Monroe, Drummond open 4-day Team USA minicamp in Las Vegas
They’ll arrive fresh off of Summer League, where Monroe participated in five practices earlier this month and Drummond in practices plus four of the five games. As both made clear in Orlando, they’re aware of the stakes: This is a first hurdle on the way to being considered for a spot on the United States men’s national team for next summer’s FIBA Basketball World Cup in Spain and the 2016 Olympic games in Brazil.
Drummond will be the youngest NBA player among the camp’s 28 participants – Indiana’s George Hill and Chicago’s Taj Gibson were late withdrawals – and second-youngest among all players only to Oklahoma State sophomore guard Marcus Smart. He and Creighton senior Doug McDermott, the only collegians, recently competed with the national team at the World University games in Russia.
Beyond the individual honor of being chosen by USA Basketball to compete for a national team berth, the four days of intense competition can only benefit Monroe and Drummond’s growth as players, Joe Dumars believes.
“A couple of things it does for you,” Dumars told me last week. “One, from a mental, emotional standpoint, you feel good that you’re cited as one of the better young players in the game and that USA Basketball has tapped you as one of the better young players. From a basketball standpoint, to be in that environment physically on the court and have to compete in that environment is really good for both of those guys.”
Monroe was outstanding during the practices that led to Summer League play, not only flashing a more polished and varied offensive game but flexing his growing leadership skills as the longest-tenured Piston who took part in Orlando’s practices. He unofficially welcomed rookies Kentavious Caldwell-Pope, Tony Mitchell and Peyton Siva to the club with frequent good-natured barbs.

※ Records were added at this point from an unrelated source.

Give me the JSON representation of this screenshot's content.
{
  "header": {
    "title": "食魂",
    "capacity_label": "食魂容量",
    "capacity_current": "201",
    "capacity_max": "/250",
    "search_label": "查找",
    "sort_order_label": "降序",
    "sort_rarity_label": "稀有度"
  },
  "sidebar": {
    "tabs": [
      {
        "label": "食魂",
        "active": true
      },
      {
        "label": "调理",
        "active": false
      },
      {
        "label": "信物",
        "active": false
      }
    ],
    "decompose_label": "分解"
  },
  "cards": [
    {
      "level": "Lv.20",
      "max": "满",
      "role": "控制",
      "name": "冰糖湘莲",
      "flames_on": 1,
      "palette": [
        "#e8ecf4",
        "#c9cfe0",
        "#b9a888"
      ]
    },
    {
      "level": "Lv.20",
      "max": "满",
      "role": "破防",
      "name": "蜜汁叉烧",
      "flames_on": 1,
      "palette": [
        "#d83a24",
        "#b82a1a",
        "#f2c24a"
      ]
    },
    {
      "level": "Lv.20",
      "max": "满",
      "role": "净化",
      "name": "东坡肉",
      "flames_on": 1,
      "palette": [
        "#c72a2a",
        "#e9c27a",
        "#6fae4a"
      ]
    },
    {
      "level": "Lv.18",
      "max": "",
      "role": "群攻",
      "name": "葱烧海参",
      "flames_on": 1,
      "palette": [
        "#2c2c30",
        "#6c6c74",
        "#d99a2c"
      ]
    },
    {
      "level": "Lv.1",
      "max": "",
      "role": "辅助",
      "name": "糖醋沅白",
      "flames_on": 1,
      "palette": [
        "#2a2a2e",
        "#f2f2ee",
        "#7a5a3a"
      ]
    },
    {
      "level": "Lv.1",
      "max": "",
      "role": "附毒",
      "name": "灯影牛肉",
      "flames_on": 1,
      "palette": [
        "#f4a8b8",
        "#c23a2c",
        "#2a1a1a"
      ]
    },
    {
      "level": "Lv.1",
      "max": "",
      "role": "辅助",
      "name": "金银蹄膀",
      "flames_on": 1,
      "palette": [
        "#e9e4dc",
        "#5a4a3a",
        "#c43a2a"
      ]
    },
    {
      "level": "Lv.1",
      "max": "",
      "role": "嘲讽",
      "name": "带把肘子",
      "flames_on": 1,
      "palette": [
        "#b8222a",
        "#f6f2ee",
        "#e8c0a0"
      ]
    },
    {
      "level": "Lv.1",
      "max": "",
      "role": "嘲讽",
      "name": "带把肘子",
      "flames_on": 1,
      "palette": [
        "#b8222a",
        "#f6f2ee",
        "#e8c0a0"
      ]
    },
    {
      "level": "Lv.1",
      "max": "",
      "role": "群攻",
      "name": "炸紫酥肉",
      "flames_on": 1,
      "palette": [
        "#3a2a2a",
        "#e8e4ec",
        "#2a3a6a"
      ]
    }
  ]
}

“It’s good,” Dumars said of Monroe’s growth as a leader. “When you’re a rookie like KCP and you’re going through those first two or three days, it helps to break that ice. You’re sitting there, pressing, wanting to make a good showing and one of the veterans messes with you – that can break the ice. You can go forward.”
After nearly three seasons as an NBA starter and a player emerging as an All-Star candidate, Monroe might have respectfully declined to participate in Summer League practices. But he eagerly agreed to participate, along with Brandon Knight and Kyle Singler, two other 2012-13 starters.
“It’s going into his fourth year and you certainly have the right to say, ‘I’m going to pass,’ ” Dumars said. “But when we asked him and Brandon and Kyle, they agreed immediately. It speaks to him, character wise, and to him growing. He’s starting to really come out of his shell and grow.”
Drummond, who won’t turn 20 until next month, played more than anticipated in Summer League games. In the four games he played, Drummond frequently dominated the boards and was a constant force defensively, his usual menacing presence in the paint but also disruptive away from the basket.
“Andre has an infectious personality,” Dumars said. “He brings a certain spirit to the floor when he plays. It was his call (whether to play or not) on a couple of those games. We thought initially he would sit out, but then injuries hit. Slava (Kravtsov) got hurt and that changed everything for Andre, but Summer League was never an issue for him. He was happy to out and be with his teammates on the floor in Summer League, which is what you would hope and expect from a 19-year-old.”
Maurice Cheeks and the new coaching staff made it a point of emphasis to push Drummond’s boundaries offensively, giving him the ball in the post far more than he ever saw it as a rookie.
I really like what Maz (Trakh, Cheeks’ assistant and head coach of the Summer League team) and the coaching staff did down there,” Dumars said. “They put him in a position where he had to make a lot of decisions with the ball. He has to start getting comfortable with getting double teams, a lot of postups. It was the right thing to do. He made some mistakes, but he also grew and learned from those things. You have to throw them out there and let them grow from those mistakes.”
Monroe and Drummond will be joined by several other promising young big men in Las Vegas hoping to catch the eyes of USA Basketball Chairman Jerry Colangelo and coach Mike Krzyzewski. Among them: DeMarcus Cousins, Anthony Davis, Derrick Favors and Kenneth Faried. In addition, the national team could include Dwight Howard, Tyson Chandler and Chris Bosh.
I’m in Las Vegas and will be here all week. We’ll have updates daily and insights from both Monroe and Drummond on their experiences.